In total GDP, North Dakota ranks 50th out of 51 US economies – and although they do better in per capita rank (20th); of what value is a low GDP with a total population that would fit into Hennepin County?
Leaving aside that Mindeman brushes aside an amazing statistical anomaly – a state that was poor, with a low, agriculture-related GDP fifteen years ago, that is now batting thirty spaces above its weight, in league with the big, inflation-adjusted coastal economies – like it’s no big thing, he gets the real question backwards.
What could Hennepin County – whose unemployment and crime lead the state, whose schools are among the worst in the state, whose achievement gap is a state disgrace, and whose major city is rapidly fulfilling Joel Kotkin’s predictions of the obsolescence of the big central city – do if they used their resources, their inherent dynamism and their talents as wisely as North Dakota has?
North Dakota may be having an economic “boom”, [Why the scare quotes, Dave? It’s a boom. No bones about it!] but why would any business consider a major move to a state that has a total market of about 800,000 people and a GDP that is about 1/8 of Minnesota’s? Really?
So many problems with that statement. So many confirmations that DFLers just don’t get economics. Where to start?
Mindeman is reliably imprecise when has asks “why would any business” move to North Dakota.
Best Buy? 3M? Starkey Hearing? They’re not going to move to North Dakota. What’d be the point?
You want to start a trucking company? You’ll be making money hand over fist. A machine shop in Minot? You’ll be working three shifts seven days a week the moment you open your doors. A house-cleaning service? Accounting firm? Security company? Contract law firm? Gas station? Hotel? You’ll have more business than you can handle.
Mindeman runs through all the neighboring states – focusing especially on the relative dearth of Fortune 500s in Iowa and the Dakotas – and asks:
Again, is that the type of market that can attract major business?
Why the obsession with “major” businesses?
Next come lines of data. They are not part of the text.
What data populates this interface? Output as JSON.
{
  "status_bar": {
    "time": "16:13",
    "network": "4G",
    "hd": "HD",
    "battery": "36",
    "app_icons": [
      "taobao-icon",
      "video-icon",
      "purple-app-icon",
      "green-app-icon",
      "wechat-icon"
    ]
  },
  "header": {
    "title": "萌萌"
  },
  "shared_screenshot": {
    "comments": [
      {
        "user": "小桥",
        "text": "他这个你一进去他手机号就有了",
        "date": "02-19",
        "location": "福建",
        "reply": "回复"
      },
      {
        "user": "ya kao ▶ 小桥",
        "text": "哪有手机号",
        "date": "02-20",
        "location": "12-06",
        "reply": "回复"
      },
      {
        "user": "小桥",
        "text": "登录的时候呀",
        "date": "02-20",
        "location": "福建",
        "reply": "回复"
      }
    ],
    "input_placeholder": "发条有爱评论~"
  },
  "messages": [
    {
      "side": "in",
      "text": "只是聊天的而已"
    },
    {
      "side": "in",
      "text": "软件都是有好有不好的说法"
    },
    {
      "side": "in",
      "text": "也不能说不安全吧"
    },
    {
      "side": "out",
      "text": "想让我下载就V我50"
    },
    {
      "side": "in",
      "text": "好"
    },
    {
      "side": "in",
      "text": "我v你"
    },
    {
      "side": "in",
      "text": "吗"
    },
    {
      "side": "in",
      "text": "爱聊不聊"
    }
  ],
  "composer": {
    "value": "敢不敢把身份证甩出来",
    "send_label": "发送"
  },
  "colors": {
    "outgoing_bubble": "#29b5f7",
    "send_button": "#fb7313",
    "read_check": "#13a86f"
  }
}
The “Fortune 500” is an arbitrary set of companies (or was – it hasn’t actually been published in ten years), set by the editorial staff of a magazine. It focuses, by definition, on the 500 biggest companies, in terms of sales, profits, assets, market value, and employees.
Not growth. Not innovation. Just sheer size.
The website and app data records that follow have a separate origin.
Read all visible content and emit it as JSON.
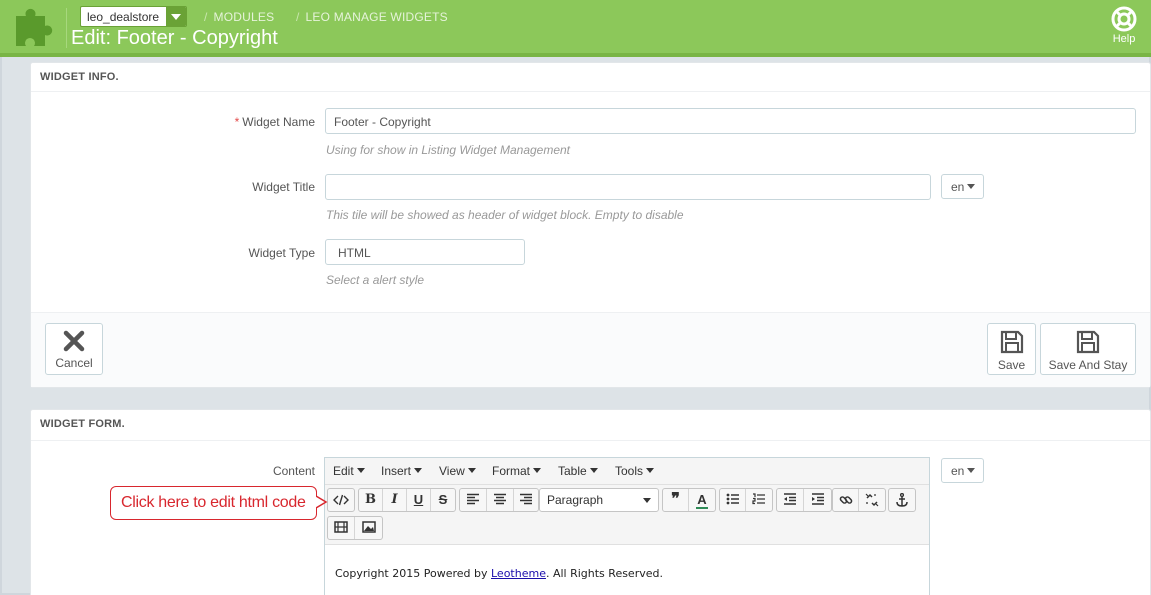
{
  "header": {
    "shop_name": "leo_dealstore",
    "breadcrumb": [
      "MODULES",
      "LEO MANAGE WIDGETS"
    ],
    "title": "Edit: Footer - Copyright",
    "help_label": "Help",
    "color": "#8cc85a"
  },
  "widget_info": {
    "heading": "WIDGET INFO.",
    "name_label": "Widget Name",
    "name_value": "Footer - Copyright",
    "name_hint": "Using for show in Listing Widget Management",
    "title_label": "Widget Title",
    "title_value": "",
    "title_lang": "en",
    "title_hint": "This tile will be showed as header of widget block. Empty to disable",
    "type_label": "Widget Type",
    "type_value": "HTML",
    "type_hint": "Select a alert style",
    "cancel_label": "Cancel",
    "save_label": "Save",
    "save_stay_label": "Save And Stay"
  },
  "widget_form": {
    "heading": "WIDGET FORM.",
    "content_label": "Content",
    "content_lang": "en",
    "menu": [
      "Edit",
      "Insert",
      "View",
      "Format",
      "Table",
      "Tools"
    ],
    "format_select": "Paragraph",
    "content_prefix": "Copyright 2015 Powered by ",
    "content_link": "Leotheme",
    "content_suffix": ". All Rights Reserved."
  },
  "callout": {
    "text": "Click here to edit html code",
    "color": "#d8272e"
  }
}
Are these companies the major sources of American economic dynamism? Of innovation, strength, or even new hiring? No. They are not. Small business is.
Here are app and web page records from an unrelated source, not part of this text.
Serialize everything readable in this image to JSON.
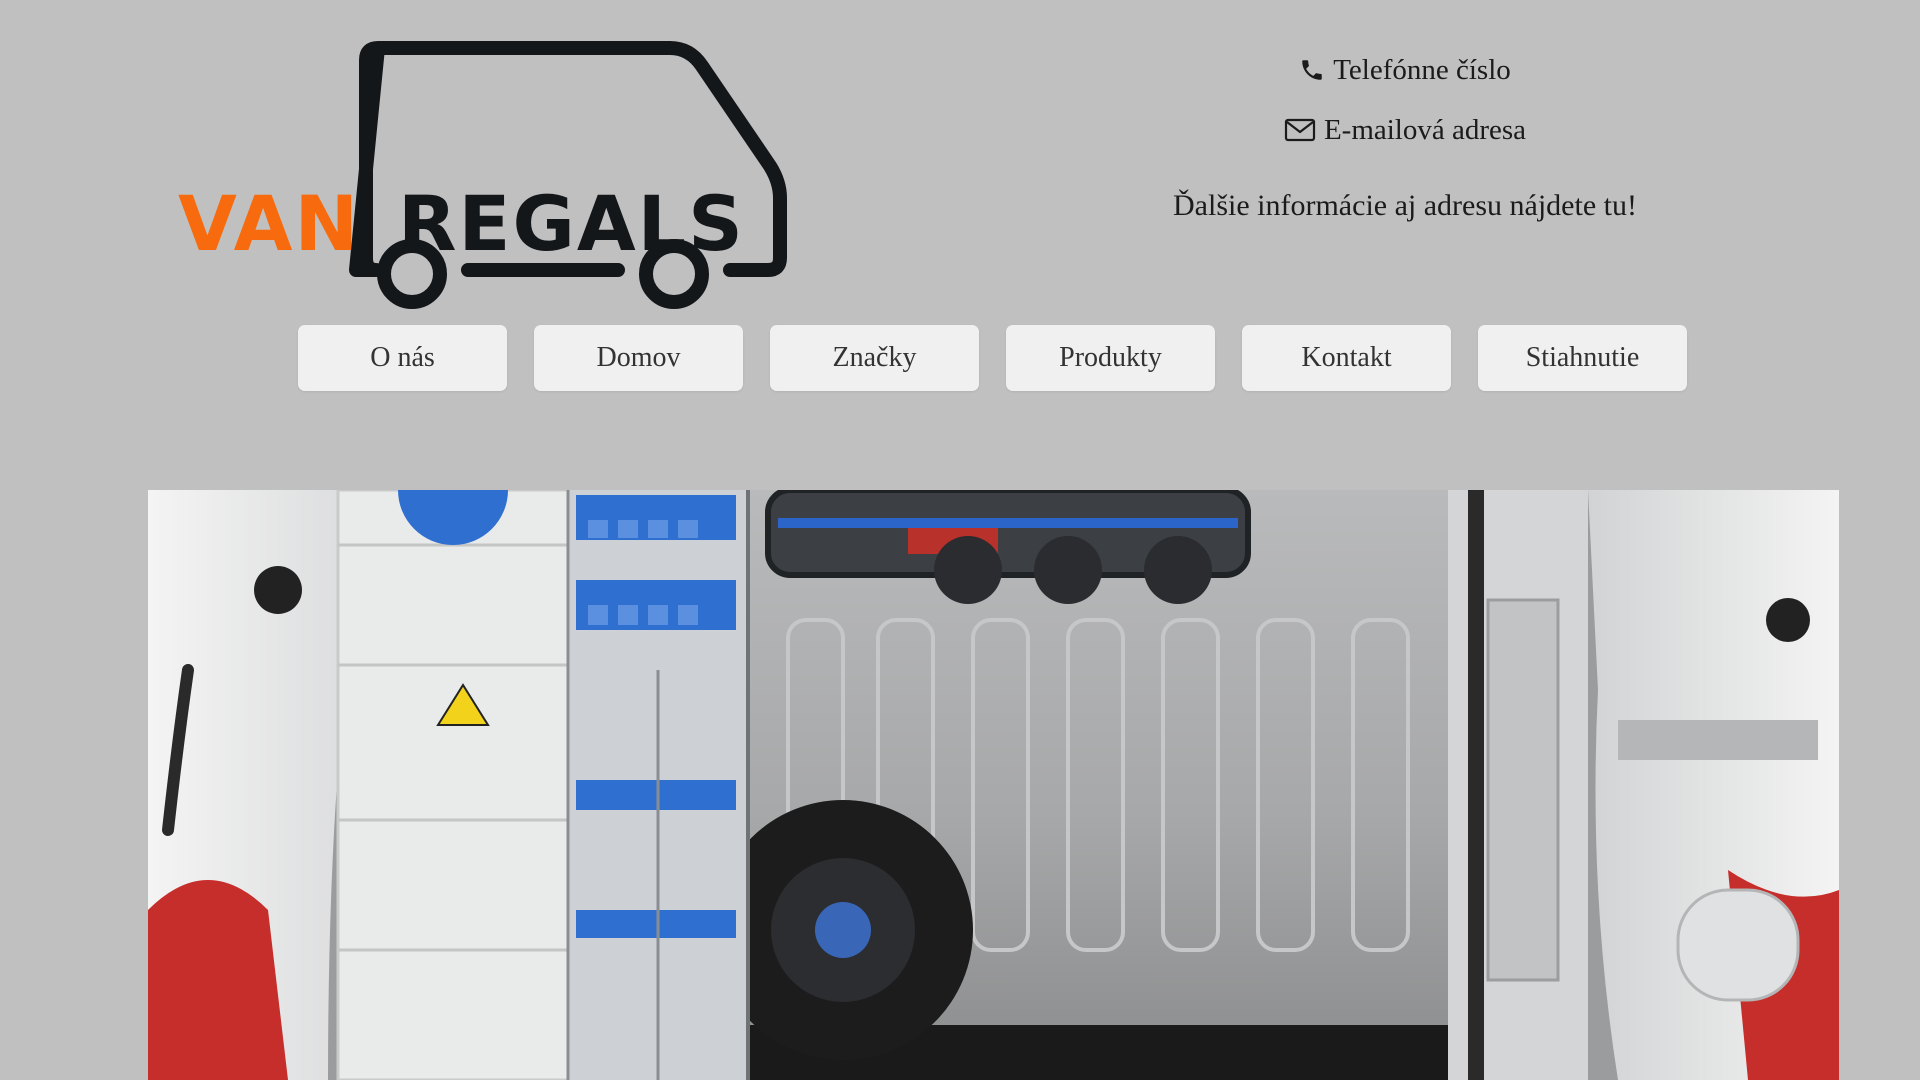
{
  "logo": {
    "text_orange": "VAN",
    "text_dark": "REGALS",
    "colors": {
      "orange": "#f76b0e",
      "dark": "#13171a"
    }
  },
  "contact": {
    "phone_icon": "phone-icon",
    "phone_label": "Telefónne číslo",
    "email_icon": "envelope-icon",
    "email_label": "E-mailová adresa",
    "info_text": "Ďalšie informácie aj adresu nájdete tu!"
  },
  "nav": {
    "items": [
      {
        "label": "O nás"
      },
      {
        "label": "Domov"
      },
      {
        "label": "Značky"
      },
      {
        "label": "Produkty"
      },
      {
        "label": "Kontakt"
      },
      {
        "label": "Stiahnutie"
      }
    ]
  },
  "hero": {
    "description_icon": "van-interior-photo"
  },
  "colors": {
    "page_background": "#c0c0c0",
    "button_background": "#f0f0f0",
    "shelf_blue": "#2e6fd0"
  }
}
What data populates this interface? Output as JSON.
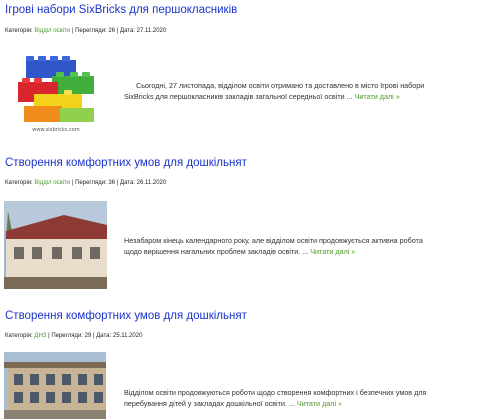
{
  "articles": [
    {
      "title": "Ігрові набори SixBricks для першокласників",
      "meta": {
        "category_label": "Категорія:",
        "category": "Відділ освіти",
        "views_label": "Перегляди:",
        "views": "26",
        "date_label": "Дата:",
        "date": "27.11.2020"
      },
      "thumbnail": {
        "icon": "lego-bricks-image",
        "caption": "www.sixbricks.com"
      },
      "excerpt_lines": [
        "Сьогодні, 27 листопада, відділом освіти отримано та доставлено в місто  Ігрові набори",
        "SixBricks для першокласників закладів загальної середньої освіти ..."
      ],
      "read_more": "Читати далі »"
    },
    {
      "title": "Створення комфортних умов для дошкільнят",
      "meta": {
        "category_label": "Категорія:",
        "category": "Відділ освіти",
        "views_label": "Перегляди:",
        "views": "36",
        "date_label": "Дата:",
        "date": "26.11.2020"
      },
      "thumbnail": {
        "icon": "building-photo"
      },
      "excerpt_lines": [
        "Незабаром кінець календарного року, але відділом освіти продовжується активна робота",
        "щодо вирішення нагальних проблем закладів освіти.  ..."
      ],
      "read_more": "Читати далі »"
    },
    {
      "title": "Створення комфортних умов для дошкільнят",
      "meta": {
        "category_label": "Категорія:",
        "category": "ДНЗ",
        "views_label": "Перегляди:",
        "views": "29",
        "date_label": "Дата:",
        "date": "25.11.2020"
      },
      "thumbnail": {
        "icon": "kindergarten-photo"
      },
      "excerpt_lines": [
        "Відділом освіти продовжуються роботи щодо створення комфортних і безпечних умов для",
        "перебування дітей у закладах дошкільної освіти.  ..."
      ],
      "read_more": "Читати далі »"
    }
  ]
}
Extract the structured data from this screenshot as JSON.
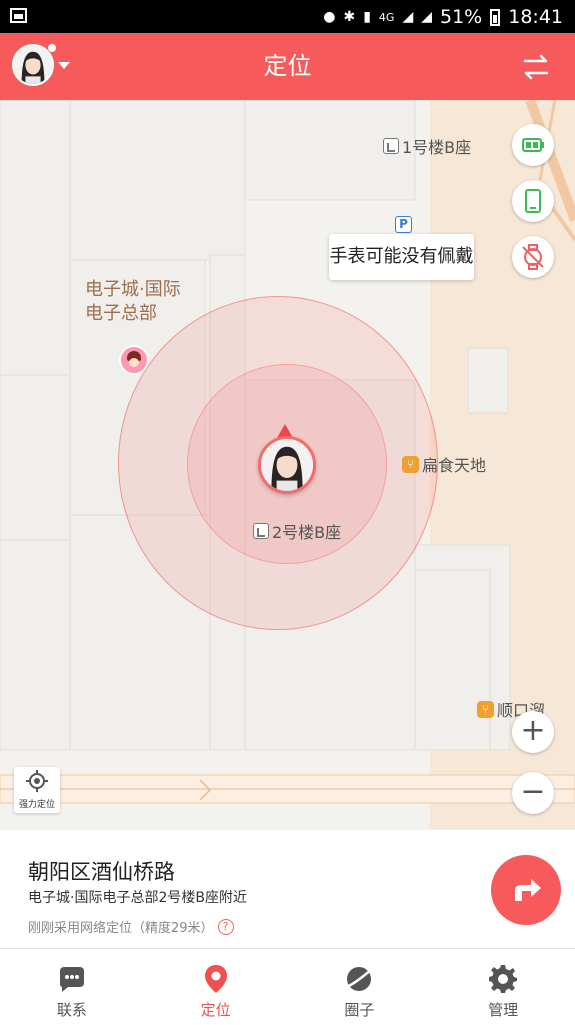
{
  "status_bar": {
    "battery_percent": "51%",
    "time": "18:41",
    "network": "4G"
  },
  "app_bar": {
    "title": "定位",
    "avatar_icon": "girl-avatar",
    "switch_icon": "switch-arrows-icon"
  },
  "map": {
    "pois": {
      "building_1b": "1号楼B座",
      "building_2b": "2号楼B座",
      "food_1": "扁食天地",
      "food_2": "顺口溜"
    },
    "area_label_line1": "电子城·国际",
    "area_label_line2": "电子总部",
    "parking_label": "P",
    "tooltip": "手表可能没有佩戴",
    "locate_label": "强力定位",
    "zoom_in": "+",
    "zoom_out": "−",
    "colors": {
      "accent": "#f65a5a",
      "battery_green": "#3cba54"
    }
  },
  "info": {
    "address": "朝阳区酒仙桥路",
    "detail": "电子城·国际电子总部2号楼B座附近",
    "accuracy": "刚刚采用网络定位（精度29米）",
    "help": "?"
  },
  "tabs": [
    {
      "label": "联系",
      "icon": "chat-bubble-icon",
      "active": false
    },
    {
      "label": "定位",
      "icon": "location-pin-icon",
      "active": true
    },
    {
      "label": "圈子",
      "icon": "planet-icon",
      "active": false
    },
    {
      "label": "管理",
      "icon": "gear-icon",
      "active": false
    }
  ]
}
Sure there are plenty of people moving out of Minnesota and heading south, but that has been a weather trend that has been going on for decades. Our population is holding better than any of the states that border us.
Another factoid that Mindeman sails past like a mile marker on 94 headed west for good.
Why have people been leaving for decades? Why is Minnesota on the cusp of losing a Congressional seat?
If you think it’s the weather – the Dakotas are growing.
Let’s put the question this way; if you’re a financial researcher with an MBA, your best shot at a job is in one of the big metro areas, with a big company. Ditto if you work in political non-profits – you go where the politics are. Big cities.
But if you’re a person with a high school education, maybe with a child to support and some bills to pay, which state would you rather be in right now – North Dakota or Minnesota?
Republican talking points are only so much hot air.
Minnesota’s quality of life is thriving and we are the Midwest model for business.
That’s what the facts say.
And maybe in a future post Mindeman will explain exactly why, in terms other than “CEOs per acre”.